October 21 • 10:00 AM

Converting the Climate Change Non-Believers

When hard science isn’t enough, what can be done?



October 21 • 8:00 AM

Education Policy Is Stuck in the Manufacturing Age

Refining our policies and teaching social and emotional skills will help us to generate sustained prosperity.


October 21 • 7:13 AM

That Cigarette Would Make a Great Water Filter

Clean out the ashtray, add some aluminum oxide, and you’ve (almost) got yourself a low-cost way to remove arsenic from drinking water.


October 21 • 6:00 AM

Fruits and Vegetables Are About to Enter a Flavor Renaissance

Chefs are teaming up with plant breeders to revitalize bland produce with robust flavors and exotic beauty—qualities long neglected by industrial agriculture.


October 21 • 4:00 AM

She’s Cheating on Him, You Can Tell Just by Watching Them

New research suggests telltale signs of infidelity emerge even in a three- to five-minute video.


October 21 • 2:00 AM

Cheating Demographic Doom: Pittsburgh Exceptionalism and Japan’s Surprising Economic Resilience

Don’t judge a metro or a nation-state by its population numbers.


October 20 • 4:00 PM

The Bird Hat Craze That Sparked a Preservation Movement

How a fashion statement at the turn of the 19th century led to the creation of the first Audubon societies.


October 20 • 2:00 PM

The Risk of Getting Killed by the Police If You Are White, and If You Are Black

An analysis of killings by police shows outsize risk for young black males.


October 20 • 12:00 PM

Love and Hate in Israel and Palestine

Psychologists find that parties to a conflict think they’re motivated by love while their enemies are motivated by hate.


October 20 • 11:00 AM

My Dog Comes First: The Importance of Pets to Homeless Youth

Dogs and cats have both advantages and disadvantages for street-involved youth.


October 20 • 10:00 AM

Homophobia Is Not a Thing of the Past

Despite growing support for LGBT rights and recent decisions from the Supreme Court regarding the legality of same-sex marriage, the battle for acceptance has not yet been decided.


October 20 • 8:00 AM

Big Boobs Matter Most

Medical mnemonics are often scandalous and sexist, but they help the student to both remember important facts and cope with challenging new experiences.


October 20 • 6:00 AM

When Disease Becomes Political: The Likely Electoral Fallout From Ebola

Will voters blame President Obama—and punish Democrats in the upcoming mid-term elections—for a climate of fear?


October 20 • 4:00 AM

Coming Soon: The Anatomy of Ignorance


October 17 • 4:00 PM

What All Military Families Need to Know About High-Cost Lenders

Lessons from over a year on the beat.


October 17 • 2:00 PM

The Majority of Languages Do Not Have Gendered Pronouns

A world without “he.” Or “she.”


October 17 • 11:01 AM

How to Water a Farm in Sandy Ground

Physicists investigate how to grow food more efficiently in fine-grained soil.


October 17 • 10:00 AM

Can Science Fiction Spur Science Innovation?

Without proper funding, the answer might not even matter.


October 17 • 8:00 AM

Seattle, the Incredible Shrinking City

Seattle is leading the way in the micro-housing movement as an affordable alternative to high-cost city living.


October 17 • 6:00 AM

‘Voodoo Death’ and How the Mind Harms the Body

Can an intense belief that you’re about to die actually kill you?
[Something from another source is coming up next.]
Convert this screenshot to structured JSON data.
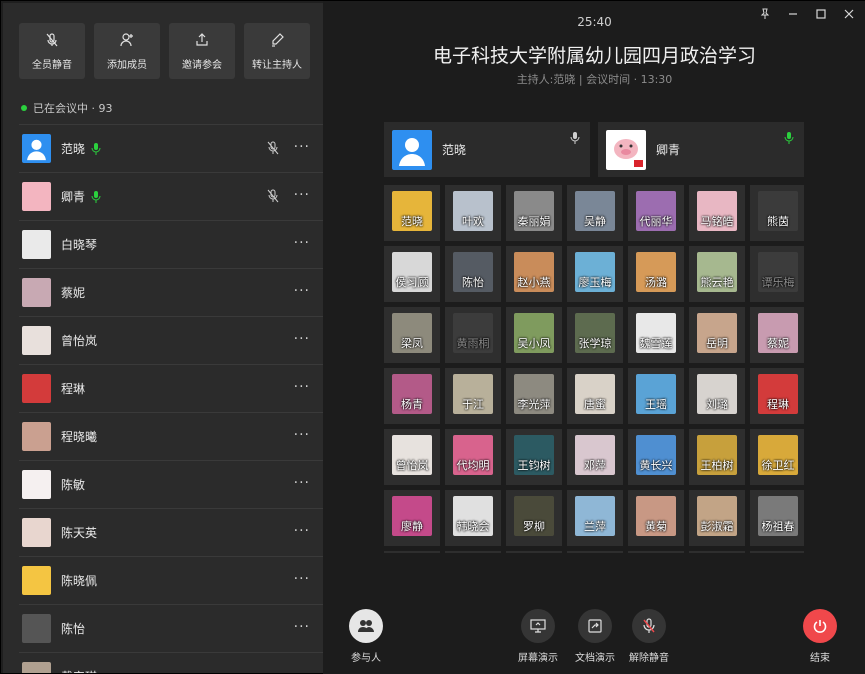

Researchers are learning more about “voodoo death” and how it isn’t limited to superstitious, foreign cultures.


Follow us


That Cigarette Would Make a Great Water Filter

Clean out the ashtray, add some aluminum oxide, and you've (almost) got yourself a low-cost way to remove arsenic from drinking water.

Love and Hate in Israel and Palestine

Psychologists find that parties to a conflict think they're motivated by love while their enemies are motivated by hate.

How to Water a Farm in Sandy Ground

Physicists investigate how to grow food more efficiently in fine-grained soil.

Unlocking Consciousness

A study of vegetative patients closes in on the nature of consciousness.

Advice for Emergency Alert Systems: Don’t Cry Wolf

A survey finds college students don't always take alerts seriously.

The Big One

One company, Amazon, controls 67 percent of the e-book market in the United States—down from 90 percent five years ago. September/October 2014 new-big-one-5

Copyright © 2014 by Pacific Standard and The Miller-McCune Center for Research, Media, and Public Policy. All Rights Reserved.